Return all the data verbatim but without images.

*** Opening of Material shown ***

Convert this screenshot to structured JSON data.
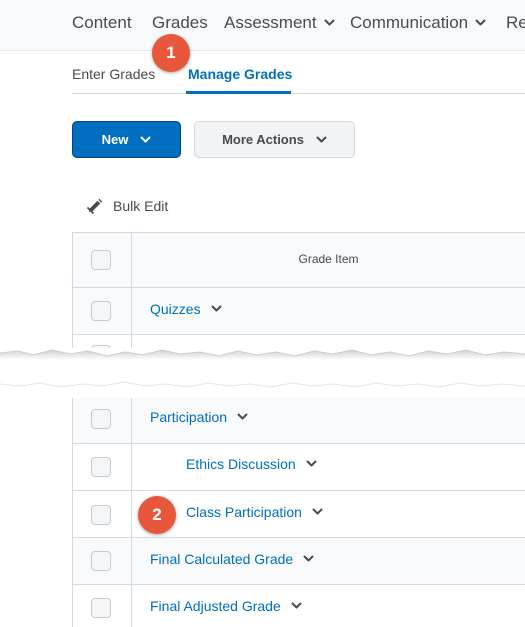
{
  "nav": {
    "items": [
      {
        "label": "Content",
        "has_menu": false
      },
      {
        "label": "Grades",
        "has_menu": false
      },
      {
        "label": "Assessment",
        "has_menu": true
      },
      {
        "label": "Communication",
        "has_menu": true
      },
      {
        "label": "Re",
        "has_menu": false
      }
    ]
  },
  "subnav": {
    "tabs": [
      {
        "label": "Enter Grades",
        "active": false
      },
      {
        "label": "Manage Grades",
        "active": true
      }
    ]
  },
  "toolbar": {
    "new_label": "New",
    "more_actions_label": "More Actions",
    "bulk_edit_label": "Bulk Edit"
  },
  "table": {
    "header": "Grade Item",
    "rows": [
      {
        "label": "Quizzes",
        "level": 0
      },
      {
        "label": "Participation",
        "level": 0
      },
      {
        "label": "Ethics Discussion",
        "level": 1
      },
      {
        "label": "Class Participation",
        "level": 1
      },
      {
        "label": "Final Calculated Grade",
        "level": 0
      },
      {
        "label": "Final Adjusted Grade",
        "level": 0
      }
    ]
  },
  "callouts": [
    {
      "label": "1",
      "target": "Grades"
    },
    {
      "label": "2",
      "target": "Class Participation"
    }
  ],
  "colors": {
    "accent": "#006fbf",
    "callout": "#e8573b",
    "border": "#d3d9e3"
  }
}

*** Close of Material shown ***

Task response:
Convert this screenshot to structured JSON data.
{
  "nav": {
    "items": [
      {
        "label": "Content",
        "has_menu": false
      },
      {
        "label": "Grades",
        "has_menu": false
      },
      {
        "label": "Assessment",
        "has_menu": true
      },
      {
        "label": "Communication",
        "has_menu": true
      },
      {
        "label": "Re",
        "has_menu": false
      }
    ]
  },
  "subnav": {
    "tabs": [
      {
        "label": "Enter Grades",
        "active": false
      },
      {
        "label": "Manage Grades",
        "active": true
      }
    ]
  },
  "toolbar": {
    "new_label": "New",
    "more_actions_label": "More Actions",
    "bulk_edit_label": "Bulk Edit"
  },
  "table": {
    "header": "Grade Item",
    "rows": [
      {
        "label": "Quizzes",
        "level": 0
      },
      {
        "label": "Participation",
        "level": 0
      },
      {
        "label": "Ethics Discussion",
        "level": 1
      },
      {
        "label": "Class Participation",
        "level": 1
      },
      {
        "label": "Final Calculated Grade",
        "level": 0
      },
      {
        "label": "Final Adjusted Grade",
        "level": 0
      }
    ]
  },
  "callouts": [
    {
      "label": "1",
      "target": "Grades"
    },
    {
      "label": "2",
      "target": "Class Participation"
    }
  ],
  "colors": {
    "accent": "#006fbf",
    "callout": "#e8573b",
    "border": "#d3d9e3"
  }
}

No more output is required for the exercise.